When the scene viewed from the balloon above moves into suburbia, or the city, the girl observes a burglary as people sleep. She smiles. Everyone is asleep apart from the robbers and those three characters in the balloon.

The story ends with daybreak. The reader, then, has been taken on a journey through night with three strangers. Before one views Henson’s photographs that follow the writing, an entire series of mental images are created through the text. We are therefore asked to consider one set of images, conjured through Walser’s writing, along with another in the form of Henson’s photographs that follow, something from the perspective of the sky and something from down below on the ground. This rich experience of many images at once, articulated from two perspectives, is what Henson excels at. Within his own images, and indeed the book as a whole, we are offered a stream of things paired together. Night and day, the sky and the ground, up and down. These movements are the pattern in which Henson works. Some things are paired logically, and others appear unrelated but nonetheless intuitive and compelling.
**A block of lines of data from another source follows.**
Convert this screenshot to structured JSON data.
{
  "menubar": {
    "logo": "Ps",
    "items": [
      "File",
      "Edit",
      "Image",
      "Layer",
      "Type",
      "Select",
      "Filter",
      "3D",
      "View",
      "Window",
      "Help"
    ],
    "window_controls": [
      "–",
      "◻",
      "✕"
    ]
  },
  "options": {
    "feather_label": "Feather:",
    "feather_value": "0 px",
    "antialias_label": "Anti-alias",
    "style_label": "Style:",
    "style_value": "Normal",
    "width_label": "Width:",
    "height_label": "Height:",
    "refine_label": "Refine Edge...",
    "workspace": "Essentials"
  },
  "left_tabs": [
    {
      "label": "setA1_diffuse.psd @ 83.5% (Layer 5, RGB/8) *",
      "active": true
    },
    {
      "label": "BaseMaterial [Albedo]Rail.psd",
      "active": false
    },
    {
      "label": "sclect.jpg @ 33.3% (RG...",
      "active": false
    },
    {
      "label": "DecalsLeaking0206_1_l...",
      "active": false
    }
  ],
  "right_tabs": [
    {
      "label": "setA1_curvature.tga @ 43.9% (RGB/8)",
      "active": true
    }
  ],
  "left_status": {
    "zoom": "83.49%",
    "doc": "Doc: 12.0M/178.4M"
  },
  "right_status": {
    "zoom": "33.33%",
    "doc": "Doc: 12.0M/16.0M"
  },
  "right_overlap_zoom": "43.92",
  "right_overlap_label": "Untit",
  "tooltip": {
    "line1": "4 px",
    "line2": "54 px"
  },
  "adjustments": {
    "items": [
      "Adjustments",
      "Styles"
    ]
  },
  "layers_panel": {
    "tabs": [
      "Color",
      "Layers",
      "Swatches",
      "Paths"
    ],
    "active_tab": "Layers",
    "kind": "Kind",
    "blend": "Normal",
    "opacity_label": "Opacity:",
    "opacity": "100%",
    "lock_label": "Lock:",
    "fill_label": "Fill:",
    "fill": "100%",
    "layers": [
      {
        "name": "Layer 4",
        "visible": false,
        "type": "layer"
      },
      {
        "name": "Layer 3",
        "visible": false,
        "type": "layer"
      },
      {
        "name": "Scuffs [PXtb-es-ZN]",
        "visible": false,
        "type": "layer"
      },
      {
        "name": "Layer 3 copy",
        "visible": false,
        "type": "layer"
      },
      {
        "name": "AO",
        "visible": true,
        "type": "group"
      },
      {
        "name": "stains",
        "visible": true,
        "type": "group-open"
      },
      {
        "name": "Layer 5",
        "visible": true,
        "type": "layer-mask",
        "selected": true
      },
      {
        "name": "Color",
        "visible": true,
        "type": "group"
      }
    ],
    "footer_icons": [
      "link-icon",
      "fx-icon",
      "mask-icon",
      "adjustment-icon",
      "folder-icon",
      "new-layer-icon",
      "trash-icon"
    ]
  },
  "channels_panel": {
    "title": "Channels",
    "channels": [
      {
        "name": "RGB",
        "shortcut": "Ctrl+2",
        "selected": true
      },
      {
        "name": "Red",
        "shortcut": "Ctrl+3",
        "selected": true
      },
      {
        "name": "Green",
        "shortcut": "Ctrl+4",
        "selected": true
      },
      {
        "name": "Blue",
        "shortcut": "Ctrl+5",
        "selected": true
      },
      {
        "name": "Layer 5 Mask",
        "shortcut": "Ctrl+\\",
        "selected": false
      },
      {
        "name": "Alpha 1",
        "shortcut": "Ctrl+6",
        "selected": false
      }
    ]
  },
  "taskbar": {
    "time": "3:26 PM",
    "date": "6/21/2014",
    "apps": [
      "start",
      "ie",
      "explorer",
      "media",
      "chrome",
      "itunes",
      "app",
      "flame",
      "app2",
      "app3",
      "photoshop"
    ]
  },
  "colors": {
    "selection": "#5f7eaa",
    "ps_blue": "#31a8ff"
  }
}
Three pages after Walser’s writing, a spread which depicts the vague shape of a pyramid on the left hand page, is pitted, on the opposite page, against two cars stacked on top of one another and a man in a short-sleeve shirt, glancing off to the right. Here we are looking at two pyramids: one shot in Egypt – in all its symbolic meaning reaching from the ground to the heavens – and one shot in the city of Melbourne, an metallic view of two cars either being transported for purchase, or to be salvaged or crushed, that much is unclear.
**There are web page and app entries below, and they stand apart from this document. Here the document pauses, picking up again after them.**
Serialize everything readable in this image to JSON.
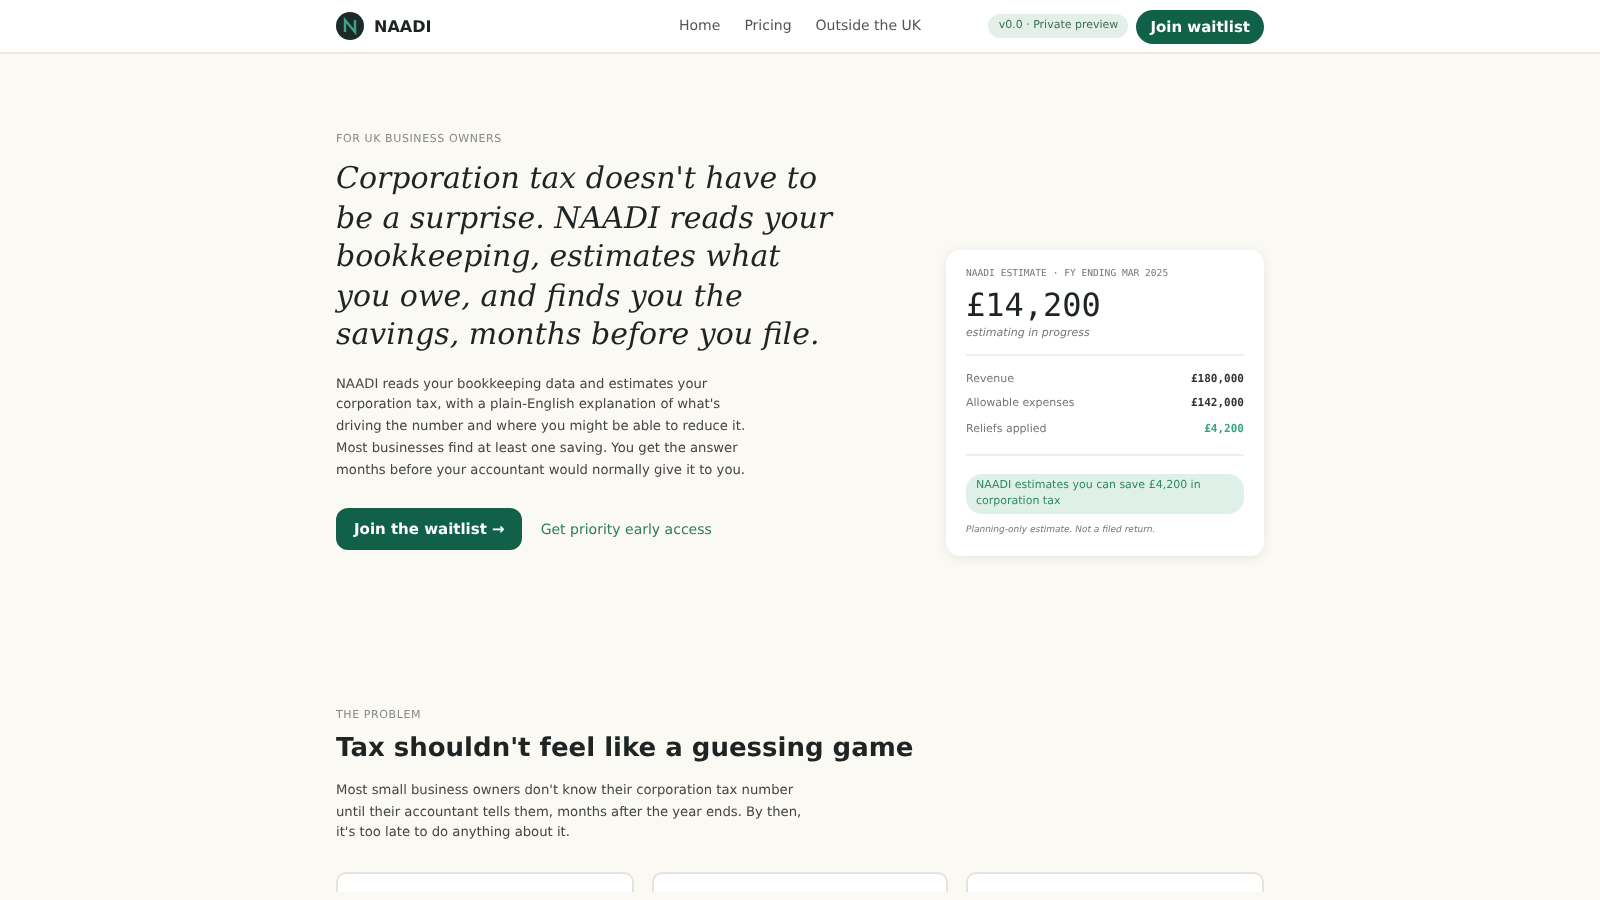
{
  "header": {
    "logo_text": "NAADI",
    "nav": [
      {
        "label": "Home"
      },
      {
        "label": "Pricing"
      },
      {
        "label": "Outside the UK"
      }
    ],
    "badge": "v0.0 · Private preview",
    "cta": "Join waitlist"
  },
  "hero": {
    "eyebrow": "FOR UK BUSINESS OWNERS",
    "title": "Corporation tax doesn't have to be a surprise. NAADI reads your bookkeeping, estimates what you owe, and finds you the savings, months before you file.",
    "body": "NAADI reads your bookkeeping data and estimates your corporation tax, with a plain-English explanation of what's driving the number and where you might be able to reduce it. Most businesses find at least one saving. You get the answer months before your accountant would normally give it to you.",
    "primary_button": "Join the waitlist →",
    "secondary_link": "Get priority early access"
  },
  "estimate_card": {
    "label": "NAADI ESTIMATE · FY ENDING MAR 2025",
    "amount": "£14,200",
    "status": "estimating in progress",
    "rows": [
      {
        "label": "Revenue",
        "value": "£180,000",
        "highlight": false
      },
      {
        "label": "Allowable expenses",
        "value": "£142,000",
        "highlight": false
      },
      {
        "label": "Reliefs applied",
        "value": "£4,200",
        "highlight": true
      }
    ],
    "savings_note": "NAADI estimates you can save £4,200 in corporation tax",
    "disclaimer": "Planning-only estimate. Not a filed return."
  },
  "problem": {
    "eyebrow": "THE PROBLEM",
    "title": "Tax shouldn't feel like a guessing game",
    "body": "Most small business owners don't know their corporation tax number until their accountant tells them, months after the year ends. By then, it's too late to do anything about it.",
    "cards": [
      {
        "kind": "empty"
      },
      {
        "kind": "empty"
      },
      {
        "kind": "empty"
      }
    ]
  }
}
These relatable images speak of weight, but also of two types of historical symbolism that are vastly distinct. The pyramids in Egypt, in their geometric form, mimic the shape of the sun’s rays. We might understand Henson’s image of a pyramid, then, as a means to offer light where there is none. But a pyramid, photographed in darkness as Henson does, paradoxically withholds any reflection of the light that might emanate from this so-called primordial mound. At its most metaphorical level, Henson’s pyramid reduces the grand stature of the Egyptian sun god Ra to a bleak triangle cowering in shadow. And in a more everyday contrast, the opposite almost-pyramidal roof of a car is reduced to a simple, inert object of industrialisation.

Whatever one reads into Henson’s pairing of disparate scenes, there is certainly some process at work which seeks to compare Ancient Egyptian architecture and its referents, to that of 1980s Melbourne. Like the girl who mourns the passing of a river and then strangely smiles at the burgling of a house, Henson too responds in an unexpected manner by way of his photographic observations of two distant and antithetic cultures. Perhaps 1985 should be read as a work in writing. Not one that gestures towards twilight as a metaphor for photography’s own philosophical relationship to light, nor some grand description of the supernatural or the contemporary sublime, but instead simply of the sort of effect that occurs when the things we normally see lit, are reduced into a sort of tenebrous poetry of cultural contradictions and symbolic juxtapositions. 

All images courtesy of Stanley/Barker. © Bill Henson


Daniel C. Blight is a writer based in London. He is co-editor of Loose Associations, a periodical on image culture published by The Photographers’ Gallery; visiting tutor in the department of Critical & Historical Studies, Royal College of Art and lecturer in photography at the University of Brighton.